On the other hand, Pecola's blackness subjects her to a life away from society. She seems to exist in her own 'bubble' and is shunned away from society. However, society too, needs her as she epitomizes the blacks' self-hatred of themselves. She is made a scapegoat as everyone else's frustrations with their 'ugliness' are absorbed by her. The parts of the doll without clothes reinforce this idea that Pecola is not protected in any way from the harsh realities of society's perception of blackness. Therefore, she absorbs whatever society throws her way (in terms of their frustration and self-hatred). Thus, this also symbolises a similarity as society needs both of these characters, albeit in different ways.

Another difference is that, in a personal sense, Pecola cannot handle the pressures put on her by society, of being black. In a professional sense, Othello can handle these pressures of being black as he holds the position of a General, and is respected by the higher ups in Venice (as the Duke says "If virtue no delighted beauty lack, / Your son-in-law is far more fair than black." (I, iii, 285-286)). However, pseudo Pecola, to a certain extent, Othello too cannot handle the pressure of being black on his personal side. His blackness (and falling into Iago's trap) leads him to breaking down towards the end of the play and results in him killing Desdemona and then himself.

I took one of the dolls' shoes off to show that Pecola is hurt and directly influenced by the blacks' self-hatred of themselves and the consequences of being black.

The doll is wearing the other shoe and this symbolizes Othello, and the fact that to a certain extent he is protected from the harshness of being black.

The doll, which is ironically white, is used to link two black characters from two very different works of literature and two very different periods of time.

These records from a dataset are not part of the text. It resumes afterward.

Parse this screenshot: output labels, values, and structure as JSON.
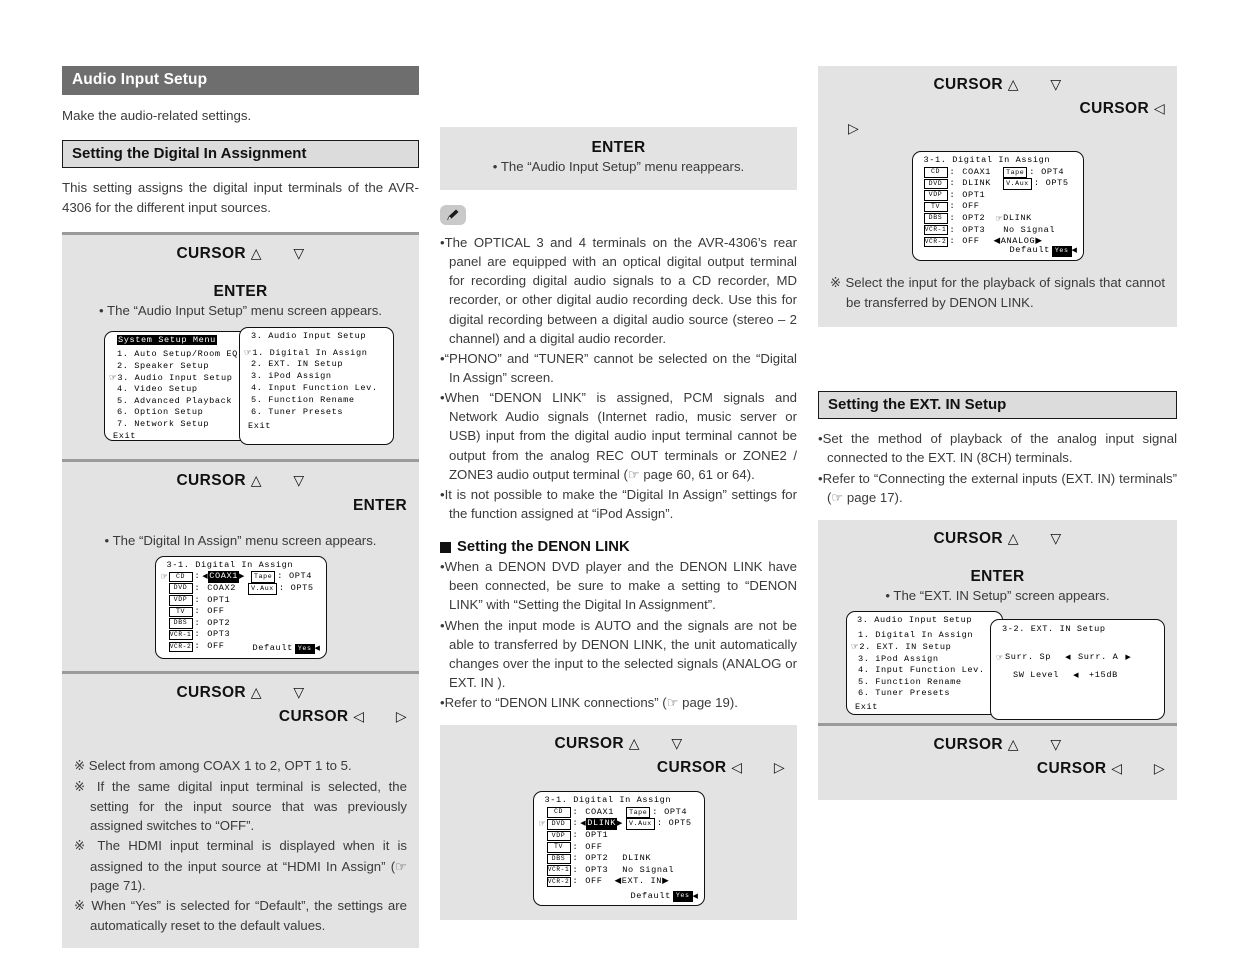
{
  "section": {
    "title": "Audio Input Setup",
    "intro": "Make the audio-related settings."
  },
  "subsection_digital": {
    "title": "Setting the Digital In Assignment",
    "intro": "This setting assigns the digital input terminals of the AVR-4306 for the different input sources."
  },
  "labels": {
    "cursor": "CURSOR",
    "enter": "ENTER",
    "up": "△",
    "down": "▽",
    "left": "◁",
    "right": "▷"
  },
  "left": {
    "step1_note": "• The “Audio Input Setup” menu screen appears.",
    "step2_note": "• The “Digital In Assign” menu screen appears.",
    "notes": [
      "Select from among COAX 1 to 2, OPT 1 to 5.",
      "If the same digital input terminal is selected, the setting for the input source that was previously assigned switches to “OFF”.",
      "The HDMI input terminal is displayed when it is assigned to the input source at “HDMI In Assign” (☞ page 71).",
      "When “Yes” is selected for “Default”, the settings are automatically reset to the default values."
    ]
  },
  "osd_system_menu": {
    "title": "System Setup Menu",
    "items": [
      "1. Auto Setup/Room EQ",
      "2. Speaker Setup",
      "3. Audio Input Setup",
      "4. Video Setup",
      "5. Advanced Playback",
      "6. Option Setup",
      "7. Network Setup"
    ],
    "cursor_index": 2,
    "exit": "Exit"
  },
  "osd_audio_input_setup": {
    "title": "3. Audio Input Setup",
    "items": [
      "1. Digital In Assign",
      "2. EXT. IN Setup",
      "3. iPod Assign",
      "4. Input Function Lev.",
      "5. Function Rename",
      "6. Tuner Presets"
    ],
    "cursor_index": 0,
    "exit": "Exit"
  },
  "osd_audio_input_setup_2": {
    "title": "3. Audio Input Setup",
    "items": [
      "1. Digital In Assign",
      "2. EXT. IN Setup",
      "3. iPod Assign",
      "4. Input Function Lev.",
      "5. Function Rename",
      "6. Tuner Presets"
    ],
    "cursor_index": 1,
    "exit": "Exit"
  },
  "osd_digital_in_1": {
    "title": "3-1. Digital In Assign",
    "left_rows": [
      {
        "tag": "CD",
        "value": "COAX1",
        "selected": true,
        "cursor": true
      },
      {
        "tag": "DVD",
        "value": "COAX2",
        "selected": false,
        "cursor": false
      },
      {
        "tag": "VDP",
        "value": "OPT1",
        "selected": false,
        "cursor": false
      },
      {
        "tag": "TV",
        "value": "OFF",
        "selected": false,
        "cursor": false
      },
      {
        "tag": "DBS",
        "value": "OPT2",
        "selected": false,
        "cursor": false
      },
      {
        "tag": "VCR-1",
        "value": "OPT3",
        "selected": false,
        "cursor": false
      },
      {
        "tag": "VCR-2",
        "value": "OFF",
        "selected": false,
        "cursor": false
      }
    ],
    "right_rows": [
      {
        "tag": "Tape",
        "value": "OPT4"
      },
      {
        "tag": "V.Aux",
        "value": "OPT5"
      }
    ],
    "extra": [],
    "default_label": "Default",
    "default_value": "Yes"
  },
  "osd_digital_in_2": {
    "title": "3-1. Digital In Assign",
    "left_rows": [
      {
        "tag": "CD",
        "value": "COAX1",
        "selected": false,
        "cursor": false
      },
      {
        "tag": "DVD",
        "value": "DLINK",
        "selected": true,
        "cursor": true
      },
      {
        "tag": "VDP",
        "value": "OPT1",
        "selected": false,
        "cursor": false
      },
      {
        "tag": "TV",
        "value": "OFF",
        "selected": false,
        "cursor": false
      },
      {
        "tag": "DBS",
        "value": "OPT2",
        "selected": false,
        "cursor": false
      },
      {
        "tag": "VCR-1",
        "value": "OPT3",
        "selected": false,
        "cursor": false
      },
      {
        "tag": "VCR-2",
        "value": "OFF",
        "selected": false,
        "cursor": false
      }
    ],
    "right_rows": [
      {
        "tag": "Tape",
        "value": "OPT4"
      },
      {
        "tag": "V.Aux",
        "value": "OPT5"
      }
    ],
    "extra": [
      {
        "text": "DLINK",
        "cursor": false,
        "arrows": false
      },
      {
        "text": "No Signal",
        "cursor": false,
        "arrows": false
      },
      {
        "text": "EXT. IN",
        "cursor": false,
        "arrows": true
      }
    ],
    "default_label": "Default",
    "default_value": "Yes"
  },
  "osd_digital_in_3": {
    "title": "3-1. Digital In Assign",
    "left_rows": [
      {
        "tag": "CD",
        "value": "COAX1",
        "selected": false,
        "cursor": false
      },
      {
        "tag": "DVD",
        "value": "DLINK",
        "selected": false,
        "cursor": false
      },
      {
        "tag": "VDP",
        "value": "OPT1",
        "selected": false,
        "cursor": false
      },
      {
        "tag": "TV",
        "value": "OFF",
        "selected": false,
        "cursor": false
      },
      {
        "tag": "DBS",
        "value": "OPT2",
        "selected": false,
        "cursor": false
      },
      {
        "tag": "VCR-1",
        "value": "OPT3",
        "selected": false,
        "cursor": false
      },
      {
        "tag": "VCR-2",
        "value": "OFF",
        "selected": false,
        "cursor": false
      }
    ],
    "right_rows": [
      {
        "tag": "Tape",
        "value": "OPT4"
      },
      {
        "tag": "V.Aux",
        "value": "OPT5"
      }
    ],
    "extra": [
      {
        "text": "DLINK",
        "cursor": true,
        "arrows": false
      },
      {
        "text": "No Signal",
        "cursor": false,
        "arrows": false
      },
      {
        "text": "ANALOG",
        "cursor": false,
        "arrows": true
      }
    ],
    "default_label": "Default",
    "default_value": "Yes"
  },
  "osd_ext_in_setup": {
    "title": "3-2. EXT. IN Setup",
    "rows": [
      {
        "label": "Surr. Sp",
        "value": "Surr. A",
        "cursor": true,
        "left_arrow": true,
        "right_arrow": true
      },
      {
        "label": "SW Level",
        "value": "+15dB",
        "cursor": false,
        "left_arrow": true,
        "right_arrow": false
      }
    ]
  },
  "middle": {
    "enter_note": "• The “Audio Input Setup” menu reappears.",
    "notes": [
      "The OPTICAL 3 and 4 terminals on the AVR-4306’s rear panel are equipped with an optical digital output terminal for recording digital audio signals to a CD recorder, MD recorder, or other digital audio recording deck. Use this for digital recording between a digital audio source (stereo – 2 channel) and a digital audio recorder.",
      "“PHONO” and “TUNER” cannot be selected on the “Digital In Assign” screen.",
      "When “DENON LINK” is assigned, PCM signals and Network Audio signals (Internet radio, music server or USB) input from the digital audio input terminal cannot be output from the analog REC OUT terminals or ZONE2 / ZONE3 audio output terminal (☞ page 60, 61 or 64).",
      "It is not possible to make the “Digital In Assign” settings for the function assigned at “iPod Assign”."
    ],
    "denon_link_heading": "Setting the DENON LINK",
    "denon_link_notes": [
      "When a DENON DVD player and the DENON LINK have been connected, be sure to make a setting to “DENON LINK” with “Setting the Digital In Assignment”.",
      "When the input mode is AUTO and the signals are not be able to transferred by DENON LINK, the unit automatically changes over the input to the selected signals (ANALOG or EXT. IN ).",
      "Refer to “DENON LINK connections” (☞ page 19)."
    ]
  },
  "right": {
    "note_after_osd": "Select the input for the playback of signals that cannot be transferred by DENON LINK.",
    "ext_in": {
      "title": "Setting the EXT. IN Setup",
      "notes": [
        "Set the method of playback of the analog input signal connected to the EXT. IN (8CH) terminals.",
        "Refer to “Connecting the external inputs (EXT. IN) terminals” (☞ page 17)."
      ],
      "enter_note": "• The “EXT. IN Setup” screen appears."
    }
  },
  "colors": {
    "section_bar": "#6e6e6e",
    "subsection_bar": "#dcdcdc",
    "panel": "#e3e3e3",
    "rule": "#9a9a9a",
    "text": "#3a3a3a"
  }
}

Till today, evidence of society's perception of beauty can be seen through this same doll, although, to a lesser extent.